Donald Trump has targeted health care as one of his priorities, telling crowds that if he won, he would immediately repeal and replace Obamacare.
The soonest that can happen is early next year when Congress begins a new session.
Although he's floated ideas like selling insurance across state lines and using health savings accounts, truthfully, nobody knows for sure what proposals we'll see.
We do know 22 million people now have insurance, some through state Medicaid expansion and others through subsidies that help cover premiums.
Those gains, said Harvard health policy professor John McDonough, are at risk.
"There are so many people for whom coverage meant the difference between life and death," he said.
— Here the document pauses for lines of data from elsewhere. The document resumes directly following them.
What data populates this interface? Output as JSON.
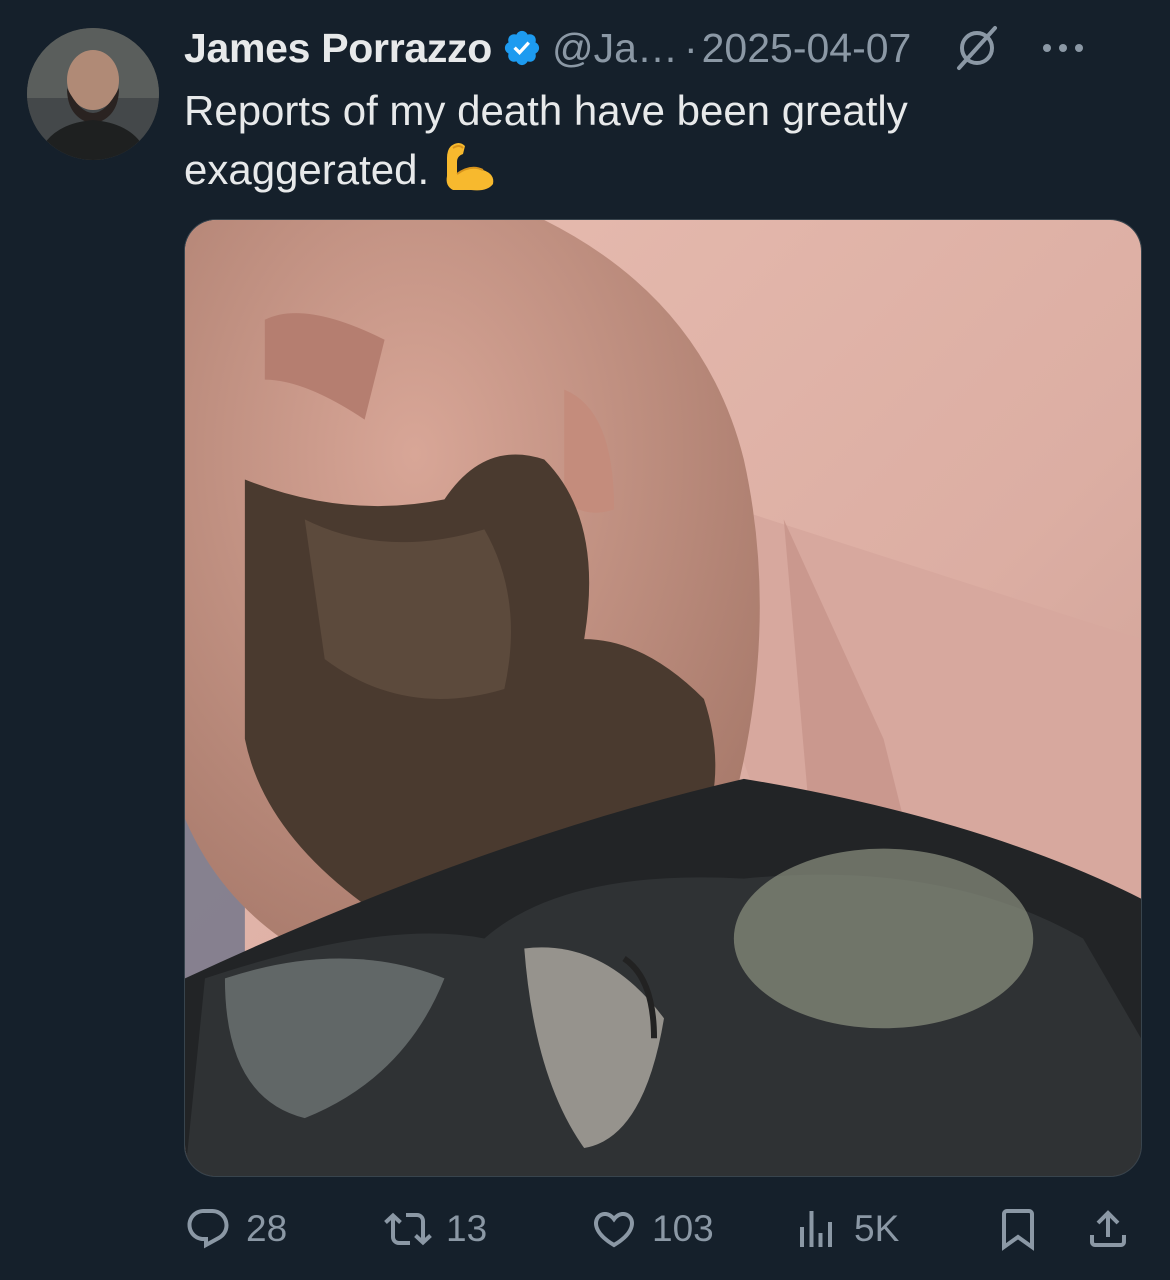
{
  "author": {
    "name": "James Porrazzo",
    "handle": "@Ja…",
    "separator": "·",
    "date": "2025-04-07",
    "verified_color": "#1d9bf0"
  },
  "tweet": {
    "text": "Reports of my death have been greatly exaggerated.",
    "emoji": "flexed-biceps"
  },
  "media": {
    "kind": "photo"
  },
  "actions": {
    "replies": "28",
    "retweets": "13",
    "likes": "103",
    "views": "5K"
  },
  "colors": {
    "background": "#15202b",
    "text_primary": "#e7e9ea",
    "text_secondary": "#8b98a5"
  }
}
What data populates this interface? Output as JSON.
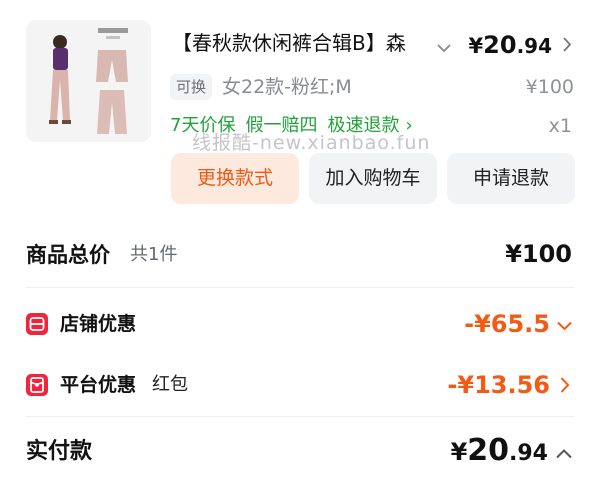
{
  "product": {
    "thumbnail_name": "product-photo",
    "title": "【春秋款休闲裤合辑B】森",
    "price_currency": "¥",
    "price_integer": "20",
    "price_decimal": ".94",
    "swap_tag": "可换",
    "sku": "女22款-粉红;M",
    "original_price": "¥100",
    "services": [
      "7天价保",
      "假一赔四",
      "极速退款"
    ],
    "service_arrow": "›",
    "quantity": "x1",
    "watermark": "线报酷-new.xianbao.fun",
    "buttons": {
      "change_style": "更换款式",
      "add_to_cart": "加入购物车",
      "apply_refund": "申请退款"
    }
  },
  "summary": {
    "total": {
      "label": "商品总价",
      "count": "共1件",
      "value": "¥100"
    },
    "shop_discount": {
      "label": "店铺优惠",
      "value": "-¥65.5",
      "icon": "shop-coupon-icon"
    },
    "platform_discount": {
      "label": "平台优惠",
      "sub": "红包",
      "value": "-¥13.56",
      "icon": "red-packet-icon"
    },
    "paid": {
      "label": "实付款",
      "currency": "¥",
      "integer": "20",
      "decimal": ".94"
    }
  },
  "colors": {
    "accent_orange": "#f25b16",
    "service_green": "#22a33a",
    "discount_red": "#f0243b"
  }
}
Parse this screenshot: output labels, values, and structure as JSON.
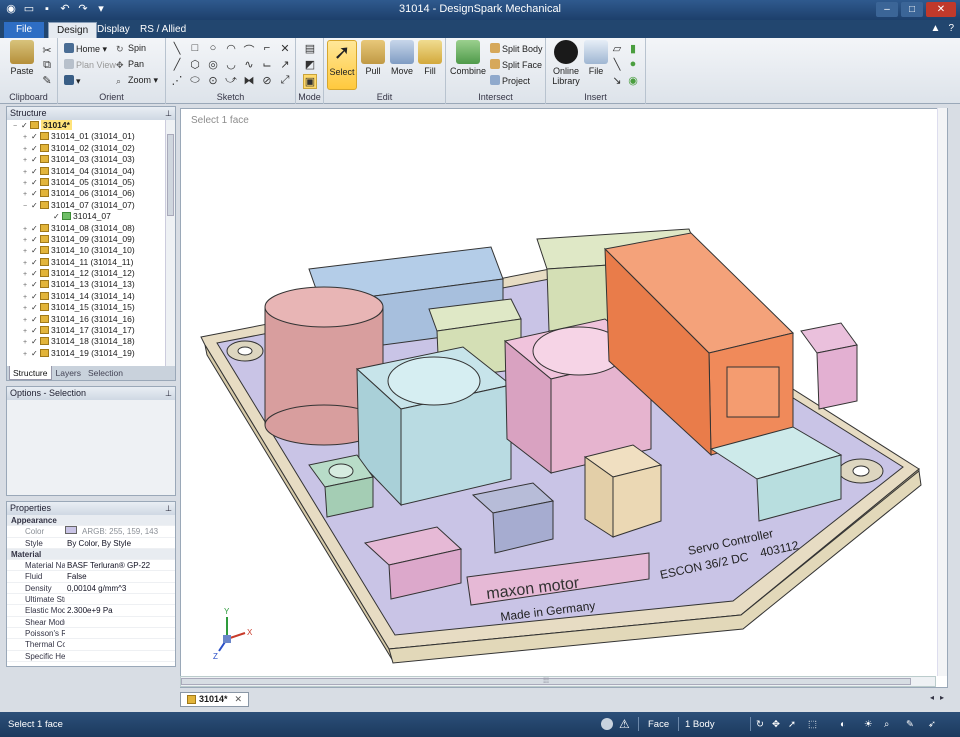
{
  "window": {
    "title": "31014 - DesignSpark Mechanical"
  },
  "tabs": [
    {
      "label": "File"
    },
    {
      "label": "Design"
    },
    {
      "label": "Display"
    },
    {
      "label": "RS / Allied"
    }
  ],
  "ribbon": {
    "clipboard": {
      "label": "Clipboard",
      "paste": "Paste"
    },
    "orient": {
      "label": "Orient",
      "home": "Home",
      "spin": "Spin",
      "plan_view": "Plan View",
      "pan": "Pan",
      "zoom": "Zoom"
    },
    "sketch": {
      "label": "Sketch"
    },
    "mode": {
      "label": "Mode"
    },
    "edit": {
      "label": "Edit",
      "select": "Select",
      "pull": "Pull",
      "move": "Move",
      "fill": "Fill"
    },
    "intersect": {
      "label": "Intersect",
      "combine": "Combine",
      "split_body": "Split Body",
      "split_face": "Split Face",
      "project": "Project"
    },
    "insert": {
      "label": "Insert",
      "online_library_1": "Online",
      "online_library_2": "Library",
      "file": "File"
    }
  },
  "structure": {
    "title": "Structure",
    "root": "31014*",
    "items": [
      {
        "label": "31014_01 (31014_01)",
        "expand": "+"
      },
      {
        "label": "31014_02 (31014_02)",
        "expand": "+"
      },
      {
        "label": "31014_03 (31014_03)",
        "expand": "+"
      },
      {
        "label": "31014_04 (31014_04)",
        "expand": "+"
      },
      {
        "label": "31014_05 (31014_05)",
        "expand": "+"
      },
      {
        "label": "31014_06 (31014_06)",
        "expand": "+"
      },
      {
        "label": "31014_07 (31014_07)",
        "expand": "−"
      },
      {
        "label": "31014_07",
        "expand": "",
        "child": true
      },
      {
        "label": "31014_08 (31014_08)",
        "expand": "+"
      },
      {
        "label": "31014_09 (31014_09)",
        "expand": "+"
      },
      {
        "label": "31014_10 (31014_10)",
        "expand": "+"
      },
      {
        "label": "31014_11 (31014_11)",
        "expand": "+"
      },
      {
        "label": "31014_12 (31014_12)",
        "expand": "+"
      },
      {
        "label": "31014_13 (31014_13)",
        "expand": "+"
      },
      {
        "label": "31014_14 (31014_14)",
        "expand": "+"
      },
      {
        "label": "31014_15 (31014_15)",
        "expand": "+"
      },
      {
        "label": "31014_16 (31014_16)",
        "expand": "+"
      },
      {
        "label": "31014_17 (31014_17)",
        "expand": "+"
      },
      {
        "label": "31014_18 (31014_18)",
        "expand": "+"
      },
      {
        "label": "31014_19 (31014_19)",
        "expand": "+"
      }
    ],
    "panel_tabs": [
      "Structure",
      "Layers",
      "Selection"
    ]
  },
  "options": {
    "title": "Options - Selection"
  },
  "properties": {
    "title": "Properties",
    "rows": [
      {
        "type": "cat",
        "key": "Appearance",
        "value": ""
      },
      {
        "type": "dim",
        "key": "Color",
        "value": "ARGB: 255, 159, 143"
      },
      {
        "type": "row",
        "key": "Style",
        "value": "By Color, By Style"
      },
      {
        "type": "cat",
        "key": "Material",
        "value": ""
      },
      {
        "type": "row",
        "key": "Material Name",
        "value": "BASF Terluran® GP-22"
      },
      {
        "type": "row",
        "key": "Fluid",
        "value": "False"
      },
      {
        "type": "row",
        "key": "Density",
        "value": "0,00104 g/mm^3"
      },
      {
        "type": "row",
        "key": "Ultimate Str",
        "value": ""
      },
      {
        "type": "row",
        "key": "Elastic Mod",
        "value": "2.300e+9 Pa"
      },
      {
        "type": "row",
        "key": "Shear Modu",
        "value": ""
      },
      {
        "type": "row",
        "key": "Poisson's R",
        "value": ""
      },
      {
        "type": "row",
        "key": "Thermal Co",
        "value": ""
      },
      {
        "type": "row",
        "key": "Specific He",
        "value": ""
      }
    ]
  },
  "viewport": {
    "hint": "Select 1 face",
    "label_brand": "maxon motor",
    "label_made": "Made in Germany",
    "label_product": "Servo Controller",
    "label_model": "ESCON 36/2 DC",
    "label_number": "403112",
    "axis_x": "X",
    "axis_y": "Y",
    "axis_z": "Z"
  },
  "doc_tab": {
    "label": "31014*"
  },
  "status": {
    "message": "Select 1 face",
    "select_filter": "Face",
    "count": "1 Body"
  },
  "colors": {
    "base_plate": "#c9c4e6",
    "frame": "#e7dcc3",
    "capacitor": "#e0a8a8",
    "inductor_blue": "#b9dbe2",
    "inductor_pink": "#e6b4cf",
    "connector_orange": "#f08a5a",
    "connector_green": "#dfe8c6",
    "connector_blue": "#b4cde8",
    "label_pink": "#e6b9d6"
  }
}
GOP lawmakers have introduced their own reforms over the years. They've proposed barring some people who today qualify for Medicaid, offering less generous insurance subsidies and making it harder again for people with pre-existing conditions to get insured.
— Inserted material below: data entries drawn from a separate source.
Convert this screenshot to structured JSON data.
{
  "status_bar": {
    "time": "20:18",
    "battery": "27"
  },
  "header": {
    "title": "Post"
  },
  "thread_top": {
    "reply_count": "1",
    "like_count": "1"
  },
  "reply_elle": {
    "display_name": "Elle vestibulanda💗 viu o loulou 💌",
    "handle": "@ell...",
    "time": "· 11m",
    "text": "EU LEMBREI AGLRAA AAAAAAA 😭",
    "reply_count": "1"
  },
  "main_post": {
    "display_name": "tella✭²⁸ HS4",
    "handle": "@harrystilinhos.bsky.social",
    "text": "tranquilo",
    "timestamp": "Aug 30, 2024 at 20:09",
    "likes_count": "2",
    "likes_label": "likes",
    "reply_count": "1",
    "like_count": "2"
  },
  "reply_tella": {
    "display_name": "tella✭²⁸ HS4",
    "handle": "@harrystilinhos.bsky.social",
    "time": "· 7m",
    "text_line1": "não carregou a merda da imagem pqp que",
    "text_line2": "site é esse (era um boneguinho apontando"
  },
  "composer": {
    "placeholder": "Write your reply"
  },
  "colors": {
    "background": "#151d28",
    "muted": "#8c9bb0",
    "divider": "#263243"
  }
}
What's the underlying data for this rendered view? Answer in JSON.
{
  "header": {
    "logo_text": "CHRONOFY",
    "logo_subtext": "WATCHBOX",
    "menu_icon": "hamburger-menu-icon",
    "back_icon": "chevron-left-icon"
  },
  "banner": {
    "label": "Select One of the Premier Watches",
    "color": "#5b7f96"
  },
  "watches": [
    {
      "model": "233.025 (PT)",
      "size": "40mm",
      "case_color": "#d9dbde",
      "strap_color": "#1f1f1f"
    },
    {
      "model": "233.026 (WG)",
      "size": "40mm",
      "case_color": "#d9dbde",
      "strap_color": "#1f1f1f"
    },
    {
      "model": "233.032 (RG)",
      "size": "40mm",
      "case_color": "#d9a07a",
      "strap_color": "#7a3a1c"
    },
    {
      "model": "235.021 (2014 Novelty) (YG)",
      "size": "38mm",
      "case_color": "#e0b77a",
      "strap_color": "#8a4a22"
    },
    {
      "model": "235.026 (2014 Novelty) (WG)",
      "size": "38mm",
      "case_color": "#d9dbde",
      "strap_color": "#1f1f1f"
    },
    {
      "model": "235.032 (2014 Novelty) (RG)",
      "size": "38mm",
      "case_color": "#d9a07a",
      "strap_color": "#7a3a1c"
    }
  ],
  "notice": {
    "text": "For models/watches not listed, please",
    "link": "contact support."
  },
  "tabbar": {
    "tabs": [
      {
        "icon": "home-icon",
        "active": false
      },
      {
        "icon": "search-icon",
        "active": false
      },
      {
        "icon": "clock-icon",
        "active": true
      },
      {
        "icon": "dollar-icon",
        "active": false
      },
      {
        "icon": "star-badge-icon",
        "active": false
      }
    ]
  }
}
James Capretta is with the right-leaning American Enterprise Institute. He didn't back Trump in the election.
Capretta expects lawmakers to come up with some kind of replacement instead of just repealing it.
"I don't think they are going to do that. I think they would have a very hard time politically doing that. And I think there's a lot of Republicans who would oppose doing that," he said.
Capretta is fairly certain whatever shape the replacement takes, it will mean some people will lose what they have today.
An important question is whether members of Congress have the stomach to do something they rarely, if ever, do — take benefits away from their constituents.